    2.8.3. Removing a PMDA

    The simplest way to stop a PMDA from running, apart from killing the process, is to remove the entry from /etc/pmcd.conf and signal PMCD (with SIGHUP) to reread its configuration file. To completely remove a PMDA requires the reverse process of the installation, including an update of the Performance Metrics Name Space (PMNS).

    This typically involves a Remove script in the PMDA directory that uses the same common procedures as the Install script described Section 2.8.1.

    The /var/pcp/pmdas/*/Remove files provide a wealth of examples that may be used to construct a new PMDA Remove script.

    2.8.4. Configuring PCP Tools

    Most PCP tools have their own configuration file format for specifying which metrics to view or to log. By using canned configuration files that monitor key metrics of the new PMDA, users can quickly see the performance of the target system, as characterized by key metrics in the new PMDA.

    Any configuration files that are created should be kept with the PMDA and installed into the appropriate directories when the PMDA is installed.

    As with all PCP customization, some of the most valuable tools can be created by defining views, scenes, and control-panel layouts that combine related performance metrics from multiple PMDAs or multiple hosts.

    Parameterized alarm configurations can be created using the pmieconf facilities; see the pmieconf(1) and pmie(1) man pages. In addition, pmie rules involving metrics from the new PMDA may be created directly.

    Daily logs can be specified in pmlogger configuration files, or with the pmlogger_daily mechanism; see the pmlogger(1) and pmlogger_daily(1) man pages.

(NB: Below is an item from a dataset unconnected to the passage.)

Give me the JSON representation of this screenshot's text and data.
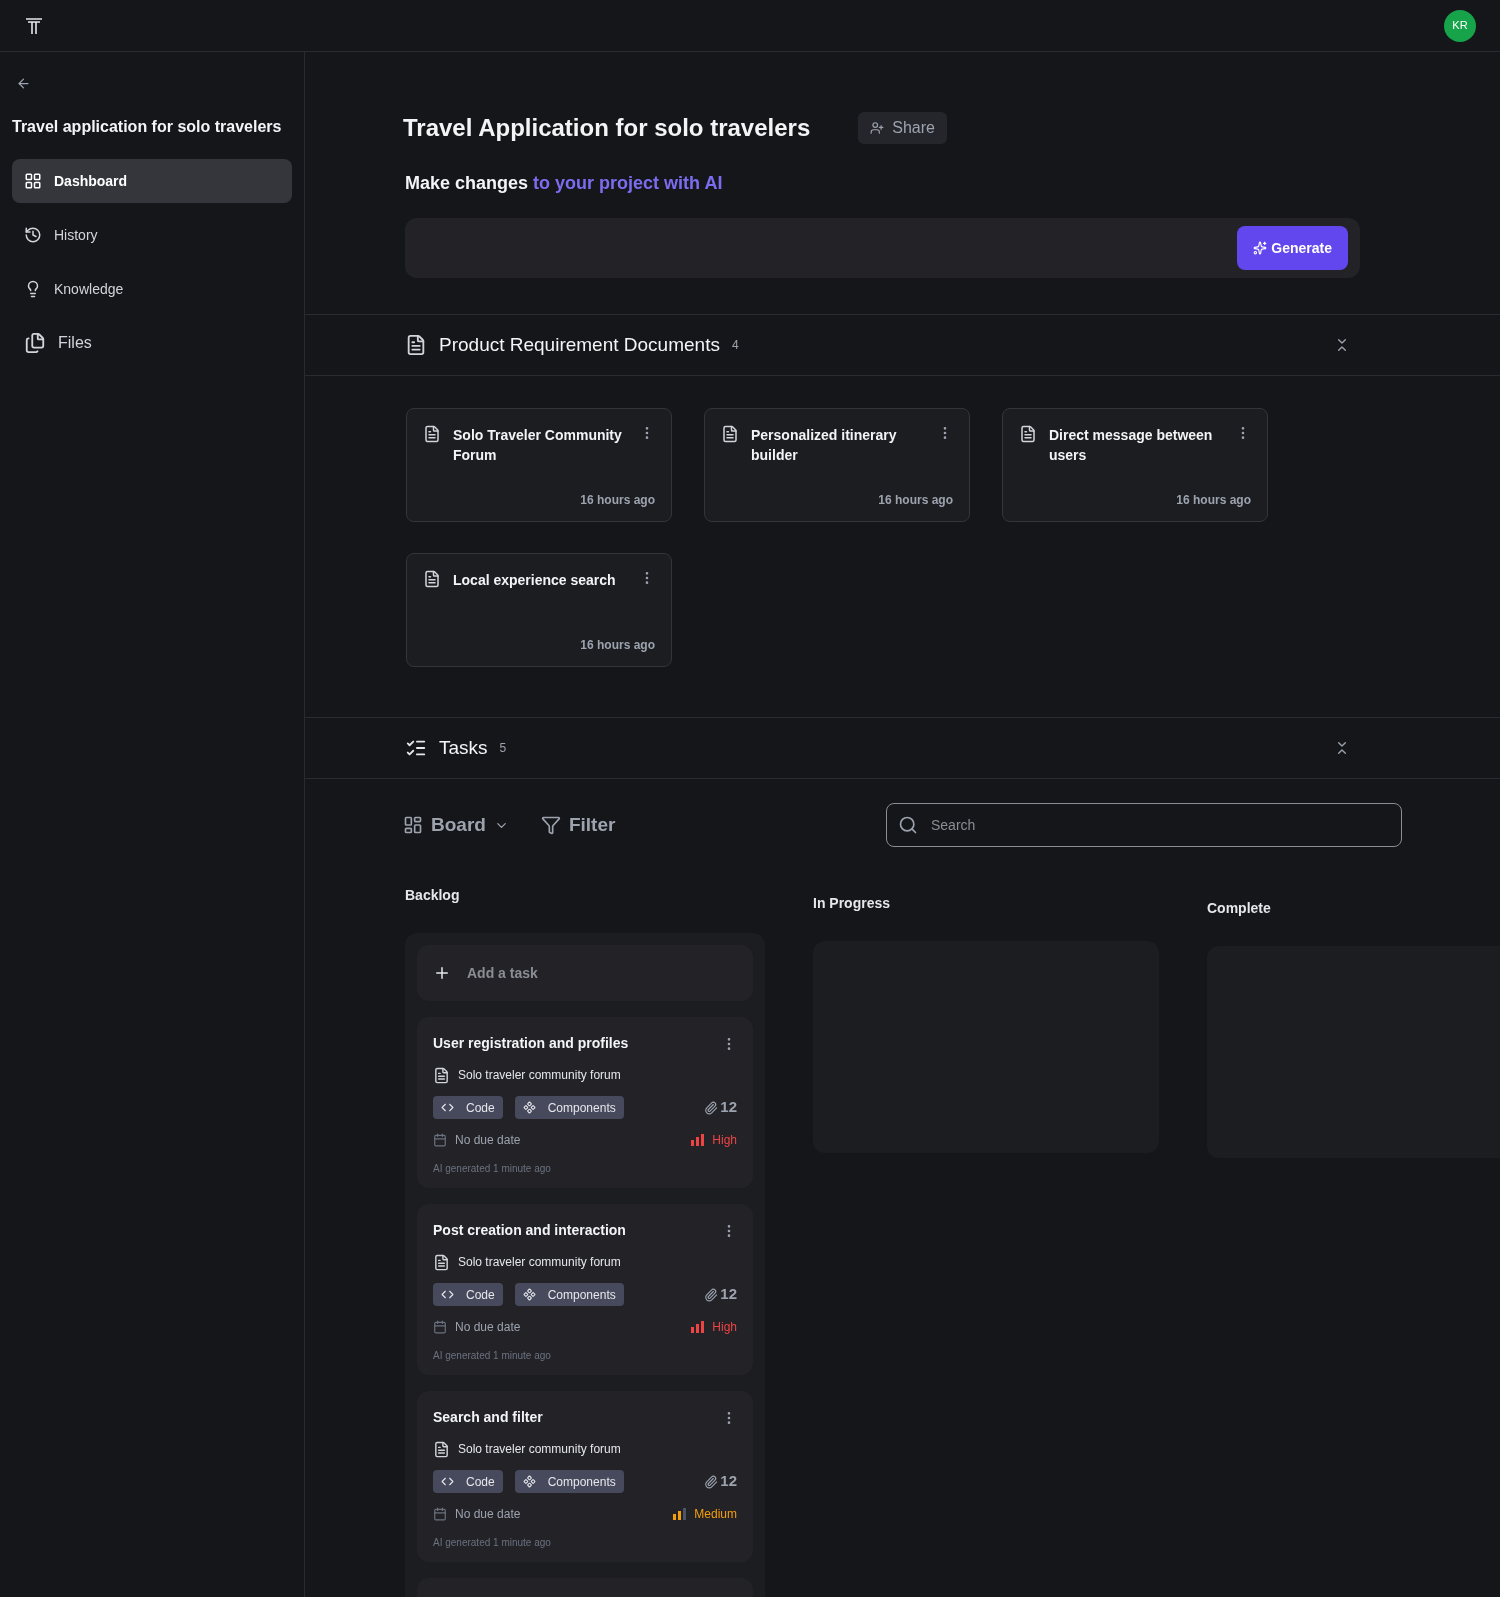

The services of pmsnap may be used to incorporate the new performance metrics into charts that may be periodically regenerated and published via a World Wide Web server.